[cnn-photo-caption image= http://i.cdn.turner.com/cnn/2008/images/04/29/art.signs.ap.jpg caption=" Clinton is ahead in Indiana while Obama is up in North Carolina."] (CNN) - As voters go to the polls in Indiana and North Carolina, an average of the latest surveys in both states suggests there will be a split decision between Senators Hillary Clinton and Barack Obama in their battle for the Democratic presidential nomination.
A CNN Poll of Polls in North Carolina out Tuesday morning indicates Obama is ten points ahead of Clinton, 51 percent to 41 percent, with eight percent undecided. That’s up by two points from our poll of polls Monday. Obama had been up by double digits until this weekend, when the race in North Carolina tightened up a bit.
The CNN Poll of Polls in Indiana suggests that Clinton up by four points, 48 percent to 44 percent, with eight percent unsure. The race in Indiana had been a dead heat until Clinton opened up a small lead in Monday’s poll of polls.
The CNN poll of polls is an average of the latest surveys in each state. Since it is a compilation of multiple surveys, there is no sampling error.
187 delegates are at stake as voters in Indiana and North Carolina cast ballots.
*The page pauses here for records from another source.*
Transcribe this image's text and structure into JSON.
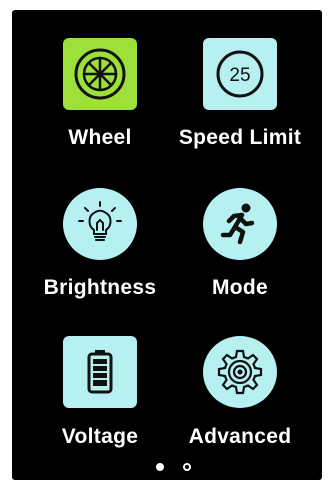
{
  "colors": {
    "background": "#000000",
    "tile": "#b7f0f0",
    "tile_selected": "#9ee03a",
    "icon_stroke": "#111111",
    "label": "#ffffff"
  },
  "menu": {
    "items": [
      {
        "label": "Wheel",
        "icon": "wheel-icon",
        "selected": true
      },
      {
        "label": "Speed Limit",
        "icon": "speed-limit-icon",
        "value": "25"
      },
      {
        "label": "Brightness",
        "icon": "lightbulb-icon"
      },
      {
        "label": "Mode",
        "icon": "running-person-icon"
      },
      {
        "label": "Voltage",
        "icon": "battery-icon"
      },
      {
        "label": "Advanced",
        "icon": "gear-icon"
      }
    ]
  },
  "pagination": {
    "current_page": 1,
    "total_pages": 2
  }
}
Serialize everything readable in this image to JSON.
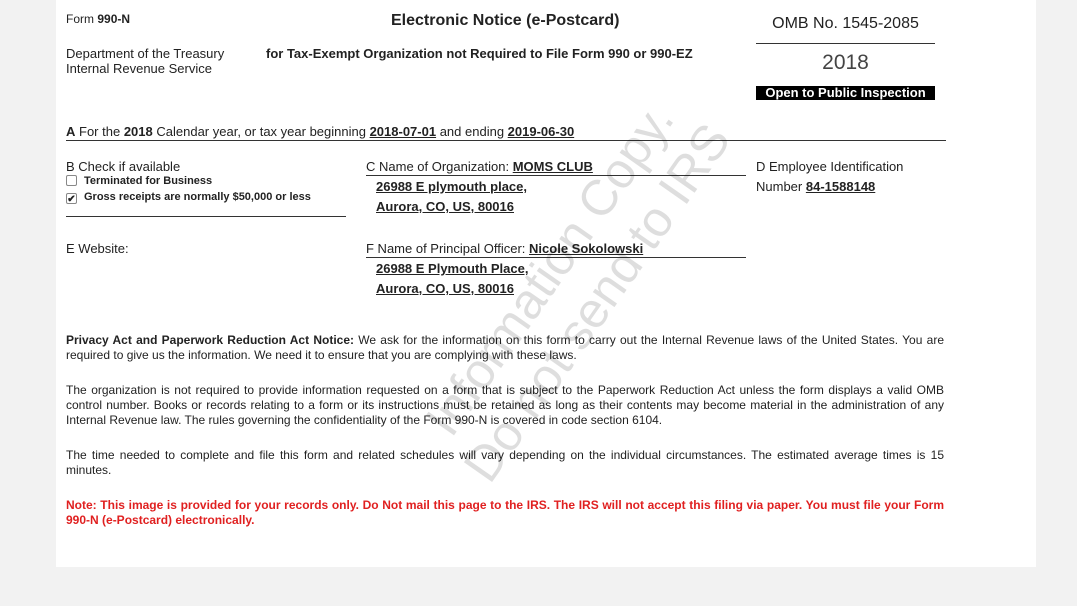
{
  "header": {
    "form_prefix": "Form",
    "form_number": "990-N",
    "title": "Electronic Notice (e-Postcard)",
    "subtitle": "for Tax-Exempt Organization not Required to File Form 990 or 990-EZ",
    "department_line1": "Department of the Treasury",
    "department_line2": "Internal Revenue Service",
    "omb": "OMB No. 1545-2085",
    "year": "2018",
    "public_badge": "Open to Public Inspection"
  },
  "section_a": {
    "letter": "A",
    "text1": "For the",
    "year": "2018",
    "text2": "Calendar year, or tax year beginning",
    "begin": "2018-07-01",
    "text3": "and ending",
    "end": "2019-06-30"
  },
  "section_b": {
    "label": "B Check if available",
    "checkboxes": [
      {
        "label": "Terminated for Business",
        "checked": false
      },
      {
        "label": "Gross receipts are normally $50,000 or less",
        "checked": true
      }
    ]
  },
  "section_c": {
    "label": "C Name of Organization:",
    "name": "MOMS CLUB",
    "address1": "26988 E plymouth place,",
    "address2": "Aurora, CO, US, 80016"
  },
  "section_d": {
    "label1": "D Employee Identification",
    "label2": "Number",
    "ein": "84-1588148"
  },
  "section_e": {
    "label": "E Website:"
  },
  "section_f": {
    "label": "F Name of Principal Officer:",
    "name": "Nicole Sokolowski",
    "address1": "26988 E Plymouth Place,",
    "address2": "Aurora, CO, US, 80016"
  },
  "notices": {
    "privacy_title": "Privacy Act and Paperwork Reduction Act Notice:",
    "privacy_text": " We ask for the information on this form to carry out the Internal Revenue laws of the United States. You are required to give us the information. We need it to ensure that you are complying with these laws.",
    "paperwork": "The organization is not required to provide information requested on a form that is subject to the Paperwork Reduction Act unless the form displays a valid OMB control number. Books or records relating to a form or its instructions must be retained as long as their contents may become material in the administration of any Internal Revenue law. The rules governing the confidentiality of the Form 990-N is covered in code section 6104.",
    "time": "The time needed to complete and file this form and related schedules will vary depending on the individual circumstances. The estimated average times is 15 minutes.",
    "note": "Note: This image is provided for your records only. Do Not mail this page to the IRS. The IRS will not accept this filing via paper. You must file your Form 990-N (e-Postcard) electronically."
  },
  "watermark": {
    "line1": "Information Copy.",
    "line2": "Do not send to IRS"
  }
}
It is the largest catch of delegates left this primary season, which ends with the Montana and South Dakota primaries on June 3. Going into Tuesday’s contests, Obama holds a lead over Clinton in delegates won, states won, and the popular vote (excluding Florida and Michigan, which broke party rules by moving their contests up to January) and in primary and caucus victories so far this year.